FITZGIBBON: There is a problem. Casualisation in the coal mining industry is a huge issue for me and the Labor Party. We went to the last election committed to legislation to fix this problem. The government had a bill itself before the parliament it claimed would help but, indeed, all it did or would have done was give employees the right to ask to be considered as a permanent. That bill, by the way, never made it through the parliament before the election and six months on, the government has brought their bill back to the parliament. That’s how much the government is concerned about the issue. Now, Malcolm Roberts could help us here. He could go on strike, tell the government – I mean One Nation votes with the Morrison Government about 95 per cent of the time. So another words, it’s propping up the Morrison Government. Malcolm Roberts, if he really wants to help, he should say back Labor’s plan to fix this casualization or I won’t support the government in the Senate until you do so. Now, that’s what Malcolm Roberts could do if he really wanted to help our coal miners. We can’t accept a situation where two people alongside one another in a coal mine are doing the same job and yet one is getting paid less than the other.

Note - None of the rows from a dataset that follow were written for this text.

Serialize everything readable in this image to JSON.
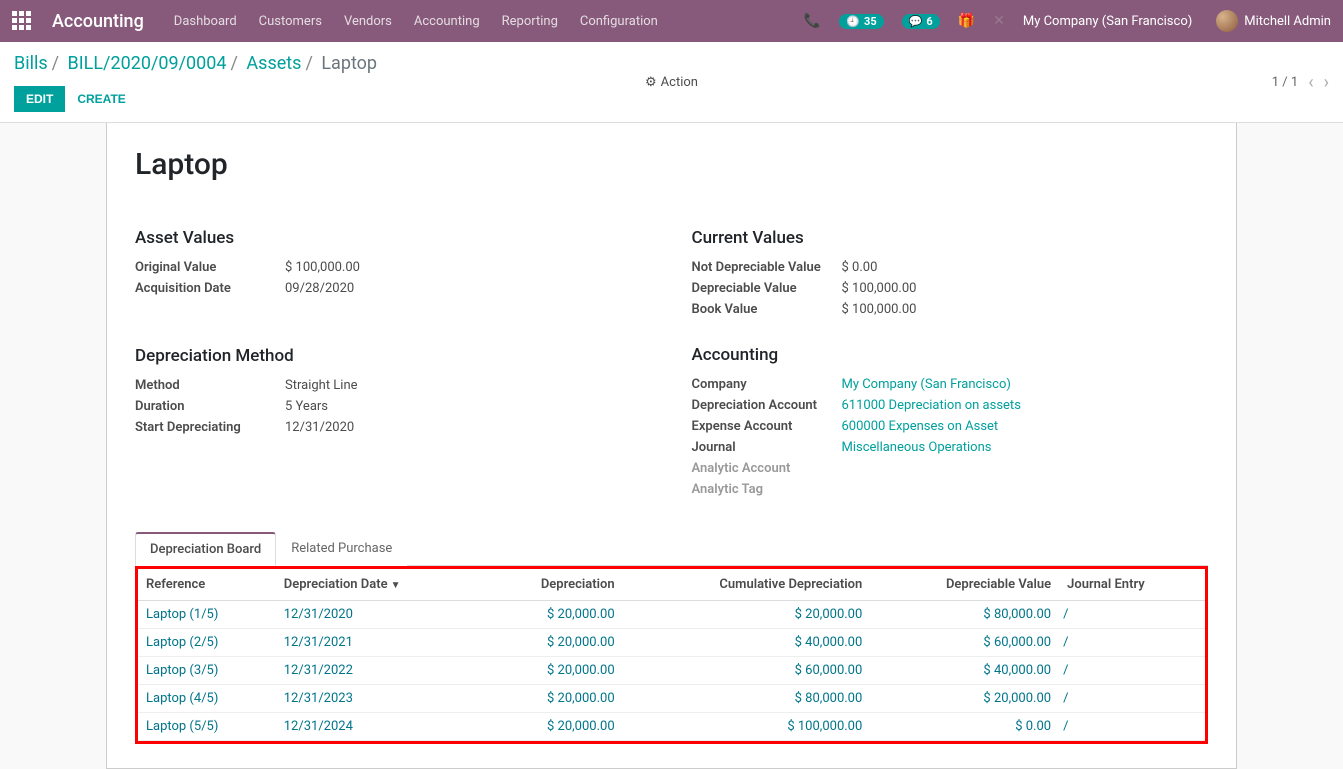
{
  "navbar": {
    "brand": "Accounting",
    "menu": [
      "Dashboard",
      "Customers",
      "Vendors",
      "Accounting",
      "Reporting",
      "Configuration"
    ],
    "badge_activity": "35",
    "badge_discuss": "6",
    "company": "My Company (San Francisco)",
    "user": "Mitchell Admin"
  },
  "breadcrumb": {
    "bills": "Bills",
    "bill_ref": "BILL/2020/09/0004",
    "assets": "Assets",
    "current": "Laptop"
  },
  "toolbar": {
    "edit": "EDIT",
    "create": "CREATE",
    "action": "Action",
    "pager": "1 / 1"
  },
  "record": {
    "title": "Laptop"
  },
  "asset_values": {
    "heading": "Asset Values",
    "original_value_l": "Original Value",
    "original_value": "$ 100,000.00",
    "acquisition_date_l": "Acquisition Date",
    "acquisition_date": "09/28/2020"
  },
  "depreciation_method": {
    "heading": "Depreciation Method",
    "method_l": "Method",
    "method": "Straight Line",
    "duration_l": "Duration",
    "duration": "5 Years",
    "start_l": "Start Depreciating",
    "start": "12/31/2020"
  },
  "current_values": {
    "heading": "Current Values",
    "not_depreciable_l": "Not Depreciable Value",
    "not_depreciable": "$ 0.00",
    "depreciable_l": "Depreciable Value",
    "depreciable": "$ 100,000.00",
    "book_l": "Book Value",
    "book": "$ 100,000.00"
  },
  "accounting": {
    "heading": "Accounting",
    "company_l": "Company",
    "company": "My Company (San Francisco)",
    "dep_acc_l": "Depreciation Account",
    "dep_acc": "611000 Depreciation on assets",
    "exp_acc_l": "Expense Account",
    "exp_acc": "600000 Expenses on Asset",
    "journal_l": "Journal",
    "journal": "Miscellaneous Operations",
    "analytic_acc_l": "Analytic Account",
    "analytic_tag_l": "Analytic Tag"
  },
  "tabs": {
    "board": "Depreciation Board",
    "related": "Related Purchase"
  },
  "table": {
    "headers": {
      "ref": "Reference",
      "date": "Depreciation Date",
      "dep": "Depreciation",
      "cum": "Cumulative Depreciation",
      "val": "Depreciable Value",
      "je": "Journal Entry"
    },
    "rows": [
      {
        "ref": "Laptop (1/5)",
        "date": "12/31/2020",
        "dep": "$ 20,000.00",
        "cum": "$ 20,000.00",
        "val": "$ 80,000.00",
        "je": "/"
      },
      {
        "ref": "Laptop (2/5)",
        "date": "12/31/2021",
        "dep": "$ 20,000.00",
        "cum": "$ 40,000.00",
        "val": "$ 60,000.00",
        "je": "/"
      },
      {
        "ref": "Laptop (3/5)",
        "date": "12/31/2022",
        "dep": "$ 20,000.00",
        "cum": "$ 60,000.00",
        "val": "$ 40,000.00",
        "je": "/"
      },
      {
        "ref": "Laptop (4/5)",
        "date": "12/31/2023",
        "dep": "$ 20,000.00",
        "cum": "$ 80,000.00",
        "val": "$ 20,000.00",
        "je": "/"
      },
      {
        "ref": "Laptop (5/5)",
        "date": "12/31/2024",
        "dep": "$ 20,000.00",
        "cum": "$ 100,000.00",
        "val": "$ 0.00",
        "je": "/"
      }
    ]
  }
}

ROUSE: That’s certainly not the only issue, I mean Malcolm Roberts has spoken about a month ago now about workers who are injured at work and then are basically cut off from their contractor; they get no help; they get no nothing; they’re underpaid; their sick leave; their annual leave; all sorts of things. So, that’s something that needs to be looked at as well because it looks like it’s an issue right across the industry not just here in the Hunter Valley.
FITZGIBBON: And Jess, that’s why we are fighting this Ensuring Integrity Bill that Scott Morrison currently has before the Parliament. He wants to bash the unions, de-register the unions, the only organisations we have hope of fixing some of these problems. We should be supporting our trade union movement, not bagging out our trade union movement or worse seeking to eradicate our trade union movement. And by the way, just some of these contracts with labour hire firms are done by workers who aren’t in the union and there was a time when those contracting firms were able to avoid being covering their people by coal miners’ insurance and then they get hurt and they expect to be beneficiaries of all the benefits offered by coal miners’ insurance. So, let’s get behind our union. They have interests of the workers at heart. Back them and ensure that all coal miners are on the same pay for the same job and they are covered by the more generous and adequate coal mines insurance policy.
ROUSE: So, do you think the union really does care about their mine workers?
FITZGIBBON: Absolutely, I talk to the union – the first thing I do when I have a coal miner come to me with a problem is consult the union to find out how much they know about it and what they’ve done about it so we are on the same team doing the same work. Sometimes aren’t in the union and that makes it more difficult for me but of course, we always take up their case.
ROUSE: Well, there is plenty going on as always Joel. Thank you so much for you time this morning.
FITZGIBBON: It’s a pleasure Jess.